Dig deeper: Following Chen’a footsteps, Hong Kong actor Shawn Yue launched both Common Sense and Madness in 2010 and 2014. Similarly, TV host Nic Li teamed up with Singer Will Pan in 2009 to create New Project Center. And more recently, in 2020, Jackson Wang, once a member of a Kpop boyband GOT7, unveiled his fashion label, Team Wang Design, in 2020. Yet, many of these ventures have faltered, and none have achieved the sustained momentum seen with CLOT.
One theory suggests that Chen could devote more time and energy to his business after announcing to leave the entertainment industry in 2008 after “Asia’s biggest sex scandal (CNN)” that implicated numerous female celebrities. For him, this might have been a welcome shift in his life's focus.
Having said that, there’s also a lot of talks about whether the momentum of streetwear has gone weaker due to Covid and the economic distress. The aforementioned Poizon has a whopping number of over 166,000 items of complaints on the complaint resolution platform Black Cat Complaint. YOHO!, a media-turned-e-commerce platform, went bankrupt in 2021. Perhaps more events could revive our good memories of buying exclusive drops? I’m thinking of Innersect, the annual streetwear convention in Shanghai founded by Chen in 2017, perhaps it's the right moment for a comeback.
3. consumer brands' ESG efforts in China ♻️
In a coordinated effort to meet both investors' and the Chinese government’s expectations, numerous domestic and international brands have recently showcased their commitments to Environmental, Social, and Governance initiatives to a growing number of climate-focused Chinese media outlets.

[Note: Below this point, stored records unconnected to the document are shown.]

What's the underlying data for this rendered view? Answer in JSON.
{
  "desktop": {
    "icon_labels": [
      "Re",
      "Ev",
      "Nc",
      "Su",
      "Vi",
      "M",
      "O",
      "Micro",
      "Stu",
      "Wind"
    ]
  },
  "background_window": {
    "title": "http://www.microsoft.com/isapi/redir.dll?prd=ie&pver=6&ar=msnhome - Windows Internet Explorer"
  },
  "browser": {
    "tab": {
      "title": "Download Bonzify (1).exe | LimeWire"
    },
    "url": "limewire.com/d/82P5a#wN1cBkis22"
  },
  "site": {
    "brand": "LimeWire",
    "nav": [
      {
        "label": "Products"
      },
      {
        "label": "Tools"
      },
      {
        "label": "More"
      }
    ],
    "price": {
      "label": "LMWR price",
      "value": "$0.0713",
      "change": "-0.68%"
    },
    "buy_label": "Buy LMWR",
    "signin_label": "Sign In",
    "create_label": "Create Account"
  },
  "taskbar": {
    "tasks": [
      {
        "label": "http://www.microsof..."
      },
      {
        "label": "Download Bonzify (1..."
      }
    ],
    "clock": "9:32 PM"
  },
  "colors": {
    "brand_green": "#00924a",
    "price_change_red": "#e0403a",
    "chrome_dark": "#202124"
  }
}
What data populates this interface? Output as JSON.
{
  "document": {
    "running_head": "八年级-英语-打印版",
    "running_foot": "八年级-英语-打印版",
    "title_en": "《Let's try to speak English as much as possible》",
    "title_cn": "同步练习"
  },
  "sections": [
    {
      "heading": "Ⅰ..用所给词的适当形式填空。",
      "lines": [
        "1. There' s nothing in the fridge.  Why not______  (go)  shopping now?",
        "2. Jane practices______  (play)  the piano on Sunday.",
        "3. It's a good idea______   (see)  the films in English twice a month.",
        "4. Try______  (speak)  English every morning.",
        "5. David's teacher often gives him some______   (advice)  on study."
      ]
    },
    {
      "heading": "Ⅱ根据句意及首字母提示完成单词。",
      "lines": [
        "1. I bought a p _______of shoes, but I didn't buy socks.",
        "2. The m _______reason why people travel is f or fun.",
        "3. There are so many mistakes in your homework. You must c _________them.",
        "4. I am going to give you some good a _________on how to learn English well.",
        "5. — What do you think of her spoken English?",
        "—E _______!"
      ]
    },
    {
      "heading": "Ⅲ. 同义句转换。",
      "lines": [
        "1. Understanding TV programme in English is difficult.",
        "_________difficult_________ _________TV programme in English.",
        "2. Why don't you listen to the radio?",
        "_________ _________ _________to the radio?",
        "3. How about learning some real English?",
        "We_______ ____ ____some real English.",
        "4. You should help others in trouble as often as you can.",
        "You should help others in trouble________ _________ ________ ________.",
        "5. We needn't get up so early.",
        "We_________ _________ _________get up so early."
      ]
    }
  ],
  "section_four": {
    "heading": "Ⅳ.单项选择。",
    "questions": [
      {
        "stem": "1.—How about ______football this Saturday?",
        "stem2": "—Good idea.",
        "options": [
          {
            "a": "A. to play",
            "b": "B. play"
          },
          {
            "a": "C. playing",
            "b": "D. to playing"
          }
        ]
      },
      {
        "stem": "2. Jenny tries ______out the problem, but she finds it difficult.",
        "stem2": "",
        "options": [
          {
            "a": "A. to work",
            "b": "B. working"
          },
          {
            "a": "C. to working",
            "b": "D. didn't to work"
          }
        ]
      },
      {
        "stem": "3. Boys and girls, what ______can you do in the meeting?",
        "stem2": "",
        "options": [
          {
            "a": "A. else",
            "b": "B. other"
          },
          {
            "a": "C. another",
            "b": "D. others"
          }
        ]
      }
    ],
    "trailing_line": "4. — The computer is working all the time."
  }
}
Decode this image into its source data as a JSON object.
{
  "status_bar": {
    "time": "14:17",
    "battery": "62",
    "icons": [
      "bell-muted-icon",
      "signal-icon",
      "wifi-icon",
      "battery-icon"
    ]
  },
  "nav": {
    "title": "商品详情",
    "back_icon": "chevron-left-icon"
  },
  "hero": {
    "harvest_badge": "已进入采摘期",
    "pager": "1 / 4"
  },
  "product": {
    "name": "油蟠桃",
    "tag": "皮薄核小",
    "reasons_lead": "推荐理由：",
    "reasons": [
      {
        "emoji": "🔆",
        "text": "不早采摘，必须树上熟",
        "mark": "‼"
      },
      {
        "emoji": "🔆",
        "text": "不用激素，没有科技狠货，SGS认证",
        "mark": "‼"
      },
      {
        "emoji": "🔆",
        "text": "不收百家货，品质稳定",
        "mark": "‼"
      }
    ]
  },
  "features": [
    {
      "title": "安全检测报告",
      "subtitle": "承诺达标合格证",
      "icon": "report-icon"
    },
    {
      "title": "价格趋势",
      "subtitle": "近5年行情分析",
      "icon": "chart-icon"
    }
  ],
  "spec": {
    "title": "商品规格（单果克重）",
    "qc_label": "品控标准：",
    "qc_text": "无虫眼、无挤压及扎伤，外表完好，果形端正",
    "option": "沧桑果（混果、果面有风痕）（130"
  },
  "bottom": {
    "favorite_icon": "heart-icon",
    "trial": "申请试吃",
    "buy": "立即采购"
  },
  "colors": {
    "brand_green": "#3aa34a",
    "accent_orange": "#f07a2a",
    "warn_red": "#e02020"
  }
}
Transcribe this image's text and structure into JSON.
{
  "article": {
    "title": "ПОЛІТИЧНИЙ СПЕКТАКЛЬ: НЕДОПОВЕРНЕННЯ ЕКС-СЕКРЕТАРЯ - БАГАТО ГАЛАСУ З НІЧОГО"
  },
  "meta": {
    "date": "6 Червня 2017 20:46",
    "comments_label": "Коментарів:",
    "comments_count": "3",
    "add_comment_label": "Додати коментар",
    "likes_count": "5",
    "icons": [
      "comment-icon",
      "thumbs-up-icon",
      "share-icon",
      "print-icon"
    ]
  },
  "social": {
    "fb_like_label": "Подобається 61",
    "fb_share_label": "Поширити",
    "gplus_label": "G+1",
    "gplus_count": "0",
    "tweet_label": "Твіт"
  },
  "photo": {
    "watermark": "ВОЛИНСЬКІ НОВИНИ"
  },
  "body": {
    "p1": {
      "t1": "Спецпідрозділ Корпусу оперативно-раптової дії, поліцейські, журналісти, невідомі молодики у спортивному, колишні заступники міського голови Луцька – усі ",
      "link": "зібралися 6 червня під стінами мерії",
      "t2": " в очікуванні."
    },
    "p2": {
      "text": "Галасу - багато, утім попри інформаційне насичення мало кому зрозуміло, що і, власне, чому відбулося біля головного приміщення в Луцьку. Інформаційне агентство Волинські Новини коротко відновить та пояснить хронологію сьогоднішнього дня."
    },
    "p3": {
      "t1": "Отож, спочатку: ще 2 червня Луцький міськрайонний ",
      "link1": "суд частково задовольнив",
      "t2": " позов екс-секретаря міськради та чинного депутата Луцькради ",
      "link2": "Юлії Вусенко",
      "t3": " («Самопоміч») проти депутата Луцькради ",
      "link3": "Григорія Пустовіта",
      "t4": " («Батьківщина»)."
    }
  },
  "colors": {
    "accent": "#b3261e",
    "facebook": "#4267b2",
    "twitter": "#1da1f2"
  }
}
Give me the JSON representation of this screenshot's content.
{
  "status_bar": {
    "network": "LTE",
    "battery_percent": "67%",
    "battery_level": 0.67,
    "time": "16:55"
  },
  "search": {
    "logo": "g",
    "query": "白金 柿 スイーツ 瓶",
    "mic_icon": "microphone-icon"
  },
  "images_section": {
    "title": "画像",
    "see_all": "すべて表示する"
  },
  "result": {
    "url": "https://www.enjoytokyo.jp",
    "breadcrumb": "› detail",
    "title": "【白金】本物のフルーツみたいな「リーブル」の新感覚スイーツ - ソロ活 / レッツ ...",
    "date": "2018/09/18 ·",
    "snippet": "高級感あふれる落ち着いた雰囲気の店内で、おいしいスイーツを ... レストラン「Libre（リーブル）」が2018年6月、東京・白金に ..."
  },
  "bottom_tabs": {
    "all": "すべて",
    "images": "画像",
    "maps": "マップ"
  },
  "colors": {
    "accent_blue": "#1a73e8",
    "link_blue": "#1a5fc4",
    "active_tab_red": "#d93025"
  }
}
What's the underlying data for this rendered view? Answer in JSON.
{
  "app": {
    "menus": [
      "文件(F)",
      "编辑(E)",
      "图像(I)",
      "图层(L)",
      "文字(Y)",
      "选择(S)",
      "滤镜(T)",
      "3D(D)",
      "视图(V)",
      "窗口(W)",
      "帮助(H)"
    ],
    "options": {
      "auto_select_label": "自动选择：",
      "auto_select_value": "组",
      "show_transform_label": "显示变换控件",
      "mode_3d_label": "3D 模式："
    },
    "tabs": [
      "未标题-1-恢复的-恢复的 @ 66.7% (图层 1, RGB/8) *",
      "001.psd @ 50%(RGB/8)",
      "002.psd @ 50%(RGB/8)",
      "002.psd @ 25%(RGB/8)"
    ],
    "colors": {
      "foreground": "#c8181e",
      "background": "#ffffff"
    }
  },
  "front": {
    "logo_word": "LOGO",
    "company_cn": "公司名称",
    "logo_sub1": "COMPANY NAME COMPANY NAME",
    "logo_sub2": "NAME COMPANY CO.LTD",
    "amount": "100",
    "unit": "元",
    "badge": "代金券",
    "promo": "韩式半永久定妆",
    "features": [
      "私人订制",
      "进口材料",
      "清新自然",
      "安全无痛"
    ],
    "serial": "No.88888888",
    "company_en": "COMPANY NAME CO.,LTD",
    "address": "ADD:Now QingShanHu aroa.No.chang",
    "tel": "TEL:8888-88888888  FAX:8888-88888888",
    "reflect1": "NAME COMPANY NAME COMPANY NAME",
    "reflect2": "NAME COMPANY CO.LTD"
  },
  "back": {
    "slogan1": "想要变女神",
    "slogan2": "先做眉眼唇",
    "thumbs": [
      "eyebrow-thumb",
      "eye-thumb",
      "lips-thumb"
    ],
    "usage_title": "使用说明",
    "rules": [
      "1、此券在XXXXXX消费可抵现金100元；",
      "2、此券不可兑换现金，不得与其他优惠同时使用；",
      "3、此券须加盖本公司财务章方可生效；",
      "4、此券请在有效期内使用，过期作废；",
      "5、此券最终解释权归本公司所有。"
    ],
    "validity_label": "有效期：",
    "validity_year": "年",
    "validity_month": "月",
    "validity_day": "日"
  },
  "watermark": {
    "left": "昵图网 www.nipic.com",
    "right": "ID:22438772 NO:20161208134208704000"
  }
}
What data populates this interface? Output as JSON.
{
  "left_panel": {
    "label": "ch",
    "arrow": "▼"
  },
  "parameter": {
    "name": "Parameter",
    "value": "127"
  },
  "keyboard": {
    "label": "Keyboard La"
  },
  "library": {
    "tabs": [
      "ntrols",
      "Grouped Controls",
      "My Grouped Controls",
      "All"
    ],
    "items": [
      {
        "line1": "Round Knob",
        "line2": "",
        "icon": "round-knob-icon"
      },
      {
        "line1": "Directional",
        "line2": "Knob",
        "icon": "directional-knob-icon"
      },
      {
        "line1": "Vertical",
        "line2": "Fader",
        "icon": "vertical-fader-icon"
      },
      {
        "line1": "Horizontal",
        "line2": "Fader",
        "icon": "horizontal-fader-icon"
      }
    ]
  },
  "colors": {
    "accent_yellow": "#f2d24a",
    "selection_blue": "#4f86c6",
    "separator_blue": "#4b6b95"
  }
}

There is no consensus yet with regards to a specific code of conduct, and traditionally, the eight energy-intensive industries including building materials and petrochemical and have the highest disclosure rate among corporate bond issuers., ranging from 30% to 75%, according to a 2023 white paper by China Central Depository & Clearing Co., Ltd. (CCDC) and the International Capital Market Association (ICMA). [Read about Chinese companies’ practices Pg 15-26]
Adidas recently unveiled its Suzhou Automated Distribution Center “X”. This 1 billion yuan venture represents the group's most significant investment in China over the past five years. The center can process over one million items daily, and approximately 40% of its electricity is sourced from renewable energy.
Among them, popular drink brand Chi Forest set up one of its six factories in Sichuan province achieved 100% carbon neutral last year. Global snack brand Mars jointly launched the “Soft Plastic Rebirth” project with industry stakeholders last year to set up a waste recycling system for China’s plastic soft packaging, which usually ends up in the landfill. This project has been piloted in Beijing, Shanghai and Hangzhou, and is expected to collect nearly 5,000 tons of soft plastic packaging waste in 2023.
Dig deeper: Similar to sustainability, China’ ESG move largely depend on government policy. China’s pledge of “peaking carbon emission by 2030 and achieving carbon neutrality before 2060,” or else known as “dual carbon” goals, are as big of an incentive as that from investors.
In the absence of government pressure, it's easy for foreign brands to argue that both consumers and local markets lack significant awareness or expectations.
From the set of above examples, it’s obvious that these efforts are deeply integrated into supply chains, that is a good thing. The harder thing, though, is to match every action with promise.
That is essential, especially for consumer companies that are publicly held accountable by its customers and non-customers. A recent example must be Prada’s lipsticks, which were criticized for excessive packaging from boxes to crinkling paper. This over-packaging prompted many Chinese customers to voice their frustrations across different platforms including Xiaohongshu and Tmall. 🔚